**Given records**:
┄┄┄┄┄┄┄┄┄┄┄┄┄┄┄┄┄┄┄┄

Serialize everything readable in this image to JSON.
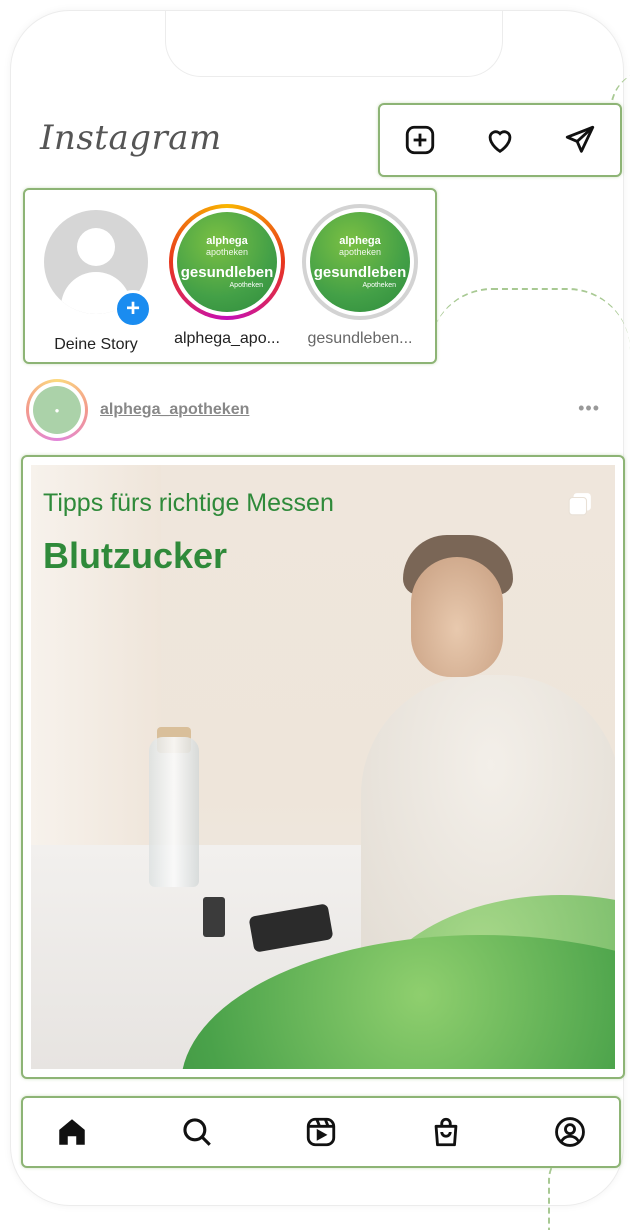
{
  "header": {
    "logo_text": "Instagram",
    "actions": [
      {
        "name": "new-post",
        "icon": "plus-square-icon"
      },
      {
        "name": "activity",
        "icon": "heart-icon"
      },
      {
        "name": "direct",
        "icon": "paper-plane-icon"
      }
    ]
  },
  "stories": {
    "items": [
      {
        "label": "Deine Story",
        "type": "own",
        "badge": "+"
      },
      {
        "label": "alphega_apo...",
        "type": "unseen",
        "brand_top": "alphega",
        "brand_sub": "apotheken",
        "brand_main": "gesundleben",
        "brand_foot": "Apotheken"
      },
      {
        "label": "gesundleben...",
        "type": "seen",
        "brand_top": "alphega",
        "brand_sub": "apotheken",
        "brand_main": "gesundleben",
        "brand_foot": "Apotheken"
      }
    ]
  },
  "post": {
    "username": "alphega_apotheken",
    "more": "•••",
    "image": {
      "title_line1": "Tipps fürs richtige Messen",
      "title_line2": "Blutzucker"
    }
  },
  "tabbar": {
    "items": [
      "home-icon",
      "search-icon",
      "reels-icon",
      "shop-icon",
      "profile-icon"
    ]
  },
  "colors": {
    "highlight_border": "#8db475",
    "brand_green": "#2f8a3a",
    "badge_blue": "#1a8cf0"
  }
}
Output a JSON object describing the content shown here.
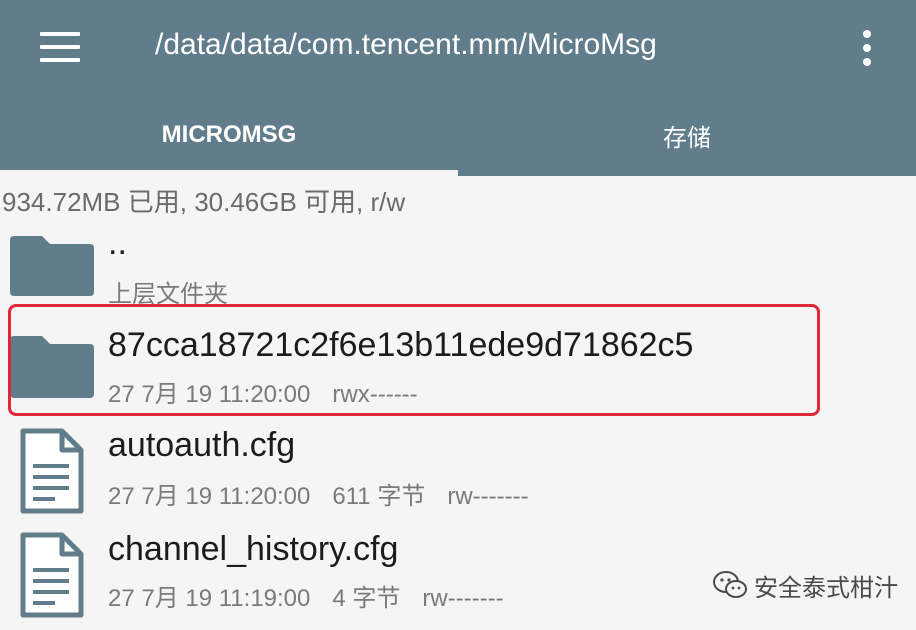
{
  "appbar": {
    "title": "/data/data/com.tencent.mm/MicroMsg",
    "menu_icon": "hamburger-menu-icon",
    "more_icon": "more-vertical-icon",
    "color": "#617d8c"
  },
  "tabs": [
    {
      "label": "MICROMSG",
      "active": true
    },
    {
      "label": "存储",
      "active": false
    }
  ],
  "storage_status": "934.72MB 已用, 30.46GB 可用, r/w",
  "files": [
    {
      "icon": "folder-icon",
      "name": "..",
      "date": "上层文件夹",
      "size": "",
      "perm": ""
    },
    {
      "icon": "folder-icon",
      "name": "87cca18721c2f6e13b11ede9d71862c5",
      "date": "27 7月 19 11:20:00",
      "size": "",
      "perm": "rwx------"
    },
    {
      "icon": "file-icon",
      "name": "autoauth.cfg",
      "date": "27 7月 19 11:20:00",
      "size": "611 字节",
      "perm": "rw-------"
    },
    {
      "icon": "file-icon",
      "name": "channel_history.cfg",
      "date": "27 7月 19 11:19:00",
      "size": "4 字节",
      "perm": "rw-------"
    }
  ],
  "highlight_color": "#e0283a",
  "watermark": {
    "text": "安全泰式柑汁",
    "icon": "wechat-icon"
  }
}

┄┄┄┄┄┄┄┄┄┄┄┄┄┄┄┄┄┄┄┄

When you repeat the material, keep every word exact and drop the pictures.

**Task response**:
Serialize everything readable in this image to JSON.
{
  "header": {
    "logo_text": "Instagram",
    "actions": [
      {
        "name": "new-post",
        "icon": "plus-square-icon"
      },
      {
        "name": "activity",
        "icon": "heart-icon"
      },
      {
        "name": "direct",
        "icon": "paper-plane-icon"
      }
    ]
  },
  "stories": {
    "items": [
      {
        "label": "Deine Story",
        "type": "own",
        "badge": "+"
      },
      {
        "label": "alphega_apo...",
        "type": "unseen",
        "brand_top": "alphega",
        "brand_sub": "apotheken",
        "brand_main": "gesundleben",
        "brand_foot": "Apotheken"
      },
      {
        "label": "gesundleben...",
        "type": "seen",
        "brand_top": "alphega",
        "brand_sub": "apotheken",
        "brand_main": "gesundleben",
        "brand_foot": "Apotheken"
      }
    ]
  },
  "post": {
    "username": "alphega_apotheken",
    "more": "•••",
    "image": {
      "title_line1": "Tipps fürs richtige Messen",
      "title_line2": "Blutzucker"
    }
  },
  "tabbar": {
    "items": [
      "home-icon",
      "search-icon",
      "reels-icon",
      "shop-icon",
      "profile-icon"
    ]
  },
  "colors": {
    "highlight_border": "#8db475",
    "brand_green": "#2f8a3a",
    "badge_blue": "#1a8cf0"
  }
}
Output a JSON object describing the content shown here.
{
  "appbar": {
    "title": "/data/data/com.tencent.mm/MicroMsg",
    "menu_icon": "hamburger-menu-icon",
    "more_icon": "more-vertical-icon",
    "color": "#617d8c"
  },
  "tabs": [
    {
      "label": "MICROMSG",
      "active": true
    },
    {
      "label": "存储",
      "active": false
    }
  ],
  "storage_status": "934.72MB 已用, 30.46GB 可用, r/w",
  "files": [
    {
      "icon": "folder-icon",
      "name": "..",
      "date": "上层文件夹",
      "size": "",
      "perm": ""
    },
    {
      "icon": "folder-icon",
      "name": "87cca18721c2f6e13b11ede9d71862c5",
      "date": "27 7月 19 11:20:00",
      "size": "",
      "perm": "rwx------"
    },
    {
      "icon": "file-icon",
      "name": "autoauth.cfg",
      "date": "27 7月 19 11:20:00",
      "size": "611 字节",
      "perm": "rw-------"
    },
    {
      "icon": "file-icon",
      "name": "channel_history.cfg",
      "date": "27 7月 19 11:19:00",
      "size": "4 字节",
      "perm": "rw-------"
    }
  ],
  "highlight_color": "#e0283a",
  "watermark": {
    "text": "安全泰式柑汁",
    "icon": "wechat-icon"
  }
}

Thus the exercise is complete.